I cocked my head to the side. Wait. All I have to do is ASK for things I want and I get them? “May I please get Raspberry Fluff?”
“They don’t have any here. We can’t always get what we ask for when we ask for it.”
He reached down with his two-fingered hand and I lovingly grasped onto one of the nubs as we walked silently back to the house.
Later that day I was eating a peanut butter and Raspberry Fluff sandwich at the kitchen counter. My grandfather had called the store and offered to pay the stockboy $25 to drive to the next town over during his lunch break and buy a jar of Raspberry Fluff for his precious little granddaughter.
Often the things that we feel are stripping away our power are merely obstacles and challenges in achieving a greater power. The Rolling Stones were right. You can’t always get what you want.
And that’s ok.
Empowerment isn’t about instant gratification and success. It is about knowing that within us lies a well deeper than the depths of the Earth’s core. A head-first deep dive into the well will give us the strength we need to ask the questions, have the tough conversations, and discover a greater outcome than what we ever could have imagined.
We get what we need instead.
Inevitably I will pick myself up, dust myself off, set my sights on the horizon, and forge on.
Beside every valley there grows a peak.
Elisa Doucette is a freelance writer & editor who travels the globe creating compelling content and looking for irresistible stories to tell while making words sexy. You can find out more about her writing and editing at ElisaDoucette.com or stalk chatter with her on Twitter.
So many personal development conversations revolve around empowerment. But there are so many definitions of it. I think there are two main categories:
Some people define it, as you have here, as being more about your inner feeling.
Other people define it more practically, as actually have the power to make certain things come about regardless of how you feel about it.
Which definition we are living by will make a big difference.
Angela Wheeler says
Elisa, this is such a good reminder: Often the things that we feel are stripping away our power are merely obstacles and challenges in achieving a greater power.

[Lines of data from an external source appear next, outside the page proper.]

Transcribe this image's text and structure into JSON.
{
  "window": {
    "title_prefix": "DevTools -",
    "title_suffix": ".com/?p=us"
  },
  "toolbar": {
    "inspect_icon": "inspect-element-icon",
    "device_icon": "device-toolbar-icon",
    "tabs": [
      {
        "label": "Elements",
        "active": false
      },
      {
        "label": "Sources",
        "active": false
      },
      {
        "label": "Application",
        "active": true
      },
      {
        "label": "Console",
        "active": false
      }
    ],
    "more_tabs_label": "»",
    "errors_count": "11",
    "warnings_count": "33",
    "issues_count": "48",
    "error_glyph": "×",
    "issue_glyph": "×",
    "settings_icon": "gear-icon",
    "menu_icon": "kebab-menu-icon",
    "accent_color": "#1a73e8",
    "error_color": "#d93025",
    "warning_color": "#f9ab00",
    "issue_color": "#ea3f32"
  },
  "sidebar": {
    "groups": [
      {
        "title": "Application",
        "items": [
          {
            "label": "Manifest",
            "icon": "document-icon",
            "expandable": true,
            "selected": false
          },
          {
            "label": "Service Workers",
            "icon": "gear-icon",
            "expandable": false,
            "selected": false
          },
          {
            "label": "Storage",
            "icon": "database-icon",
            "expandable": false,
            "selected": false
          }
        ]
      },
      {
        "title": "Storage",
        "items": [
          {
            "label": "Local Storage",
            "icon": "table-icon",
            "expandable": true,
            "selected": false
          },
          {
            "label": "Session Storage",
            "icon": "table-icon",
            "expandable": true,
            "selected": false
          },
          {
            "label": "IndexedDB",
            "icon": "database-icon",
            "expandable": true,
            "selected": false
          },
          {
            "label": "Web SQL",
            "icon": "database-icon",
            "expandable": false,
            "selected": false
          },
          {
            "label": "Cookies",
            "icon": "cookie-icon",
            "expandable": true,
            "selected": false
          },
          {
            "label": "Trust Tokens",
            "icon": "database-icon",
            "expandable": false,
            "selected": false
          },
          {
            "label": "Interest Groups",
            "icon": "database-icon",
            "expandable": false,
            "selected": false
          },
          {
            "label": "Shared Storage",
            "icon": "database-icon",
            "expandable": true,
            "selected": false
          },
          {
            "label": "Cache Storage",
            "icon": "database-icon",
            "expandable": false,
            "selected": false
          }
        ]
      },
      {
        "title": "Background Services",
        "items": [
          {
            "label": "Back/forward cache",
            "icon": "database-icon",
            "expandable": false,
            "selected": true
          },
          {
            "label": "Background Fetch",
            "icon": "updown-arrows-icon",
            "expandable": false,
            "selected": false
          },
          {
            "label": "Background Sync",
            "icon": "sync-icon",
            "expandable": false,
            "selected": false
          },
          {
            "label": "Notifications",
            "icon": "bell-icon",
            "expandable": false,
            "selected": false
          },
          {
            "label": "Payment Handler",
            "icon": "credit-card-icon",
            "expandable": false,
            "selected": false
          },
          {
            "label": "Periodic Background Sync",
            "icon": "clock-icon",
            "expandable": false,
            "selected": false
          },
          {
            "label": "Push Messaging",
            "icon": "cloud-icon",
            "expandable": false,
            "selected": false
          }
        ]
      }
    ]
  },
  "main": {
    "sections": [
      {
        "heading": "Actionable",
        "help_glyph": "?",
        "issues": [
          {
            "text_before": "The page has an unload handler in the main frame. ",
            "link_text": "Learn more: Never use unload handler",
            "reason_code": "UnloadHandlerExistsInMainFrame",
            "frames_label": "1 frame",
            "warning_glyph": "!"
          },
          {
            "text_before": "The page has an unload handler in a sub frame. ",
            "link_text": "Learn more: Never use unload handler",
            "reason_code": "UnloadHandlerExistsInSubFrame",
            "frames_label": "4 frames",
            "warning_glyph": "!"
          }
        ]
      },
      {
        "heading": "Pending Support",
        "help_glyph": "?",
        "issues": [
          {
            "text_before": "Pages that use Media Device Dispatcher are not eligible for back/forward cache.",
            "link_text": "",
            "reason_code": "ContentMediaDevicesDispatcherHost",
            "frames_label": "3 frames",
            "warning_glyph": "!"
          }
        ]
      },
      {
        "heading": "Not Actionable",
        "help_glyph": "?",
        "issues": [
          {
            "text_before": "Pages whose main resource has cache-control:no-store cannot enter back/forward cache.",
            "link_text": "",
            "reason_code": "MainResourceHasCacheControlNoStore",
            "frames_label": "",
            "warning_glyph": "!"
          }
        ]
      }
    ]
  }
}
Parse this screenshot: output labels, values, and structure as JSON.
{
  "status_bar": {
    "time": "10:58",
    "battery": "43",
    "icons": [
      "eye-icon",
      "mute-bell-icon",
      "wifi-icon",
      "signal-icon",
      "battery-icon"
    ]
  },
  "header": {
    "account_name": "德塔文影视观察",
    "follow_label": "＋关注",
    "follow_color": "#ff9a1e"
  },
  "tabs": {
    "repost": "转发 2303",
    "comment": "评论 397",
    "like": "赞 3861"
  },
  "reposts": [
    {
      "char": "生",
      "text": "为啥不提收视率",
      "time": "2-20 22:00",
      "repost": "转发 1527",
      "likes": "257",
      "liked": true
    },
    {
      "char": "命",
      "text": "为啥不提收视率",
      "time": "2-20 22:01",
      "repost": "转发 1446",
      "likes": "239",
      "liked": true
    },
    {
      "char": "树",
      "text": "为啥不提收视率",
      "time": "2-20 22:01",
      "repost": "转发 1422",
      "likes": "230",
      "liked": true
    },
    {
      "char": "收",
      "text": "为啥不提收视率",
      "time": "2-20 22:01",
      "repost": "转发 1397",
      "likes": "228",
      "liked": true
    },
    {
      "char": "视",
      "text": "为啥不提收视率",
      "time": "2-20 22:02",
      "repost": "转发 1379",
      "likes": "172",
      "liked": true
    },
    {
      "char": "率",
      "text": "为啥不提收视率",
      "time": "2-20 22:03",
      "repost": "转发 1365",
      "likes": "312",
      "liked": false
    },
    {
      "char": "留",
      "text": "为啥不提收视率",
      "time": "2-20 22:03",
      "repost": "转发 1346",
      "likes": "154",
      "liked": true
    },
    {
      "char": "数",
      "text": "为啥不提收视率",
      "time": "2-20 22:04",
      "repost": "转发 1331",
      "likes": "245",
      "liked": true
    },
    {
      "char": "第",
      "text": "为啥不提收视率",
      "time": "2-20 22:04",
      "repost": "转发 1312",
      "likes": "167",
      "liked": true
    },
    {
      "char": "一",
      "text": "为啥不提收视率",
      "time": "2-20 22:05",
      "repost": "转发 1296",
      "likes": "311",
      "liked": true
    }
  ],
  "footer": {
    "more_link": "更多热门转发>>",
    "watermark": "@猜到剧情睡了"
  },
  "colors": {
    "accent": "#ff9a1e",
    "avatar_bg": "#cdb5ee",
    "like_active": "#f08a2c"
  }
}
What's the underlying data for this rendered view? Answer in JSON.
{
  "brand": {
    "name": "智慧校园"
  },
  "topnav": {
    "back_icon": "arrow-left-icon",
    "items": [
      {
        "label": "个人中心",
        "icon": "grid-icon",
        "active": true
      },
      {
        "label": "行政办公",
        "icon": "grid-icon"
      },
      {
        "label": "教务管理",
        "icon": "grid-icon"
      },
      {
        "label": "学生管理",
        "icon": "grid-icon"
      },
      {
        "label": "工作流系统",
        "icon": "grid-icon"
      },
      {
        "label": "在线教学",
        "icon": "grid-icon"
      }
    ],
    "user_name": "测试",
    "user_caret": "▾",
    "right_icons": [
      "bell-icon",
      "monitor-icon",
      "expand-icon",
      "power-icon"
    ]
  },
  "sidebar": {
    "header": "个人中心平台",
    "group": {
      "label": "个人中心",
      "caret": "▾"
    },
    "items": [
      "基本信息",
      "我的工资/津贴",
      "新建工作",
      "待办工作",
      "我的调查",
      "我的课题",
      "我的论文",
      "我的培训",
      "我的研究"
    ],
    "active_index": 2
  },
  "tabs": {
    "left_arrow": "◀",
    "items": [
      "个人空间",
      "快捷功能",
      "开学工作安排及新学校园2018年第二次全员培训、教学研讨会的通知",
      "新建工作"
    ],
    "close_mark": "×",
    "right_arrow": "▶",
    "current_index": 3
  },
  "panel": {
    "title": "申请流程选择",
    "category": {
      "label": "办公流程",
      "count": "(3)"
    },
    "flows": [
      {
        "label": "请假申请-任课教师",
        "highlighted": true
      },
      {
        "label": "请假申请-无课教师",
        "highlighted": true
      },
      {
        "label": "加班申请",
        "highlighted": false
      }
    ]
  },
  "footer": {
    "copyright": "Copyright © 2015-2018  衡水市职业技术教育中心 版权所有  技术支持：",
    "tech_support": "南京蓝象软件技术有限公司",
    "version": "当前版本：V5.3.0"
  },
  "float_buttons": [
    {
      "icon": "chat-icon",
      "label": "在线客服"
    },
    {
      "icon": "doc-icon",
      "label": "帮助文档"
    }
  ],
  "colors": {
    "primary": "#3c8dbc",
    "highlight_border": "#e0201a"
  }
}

It’s difficult to stay on the path you want to be on at times. Life throws all kinds of twists and turns our way. It really is beautiful to see the confidence and empowerment that can be gained when you set your sights, pick yourself up, and keep moving.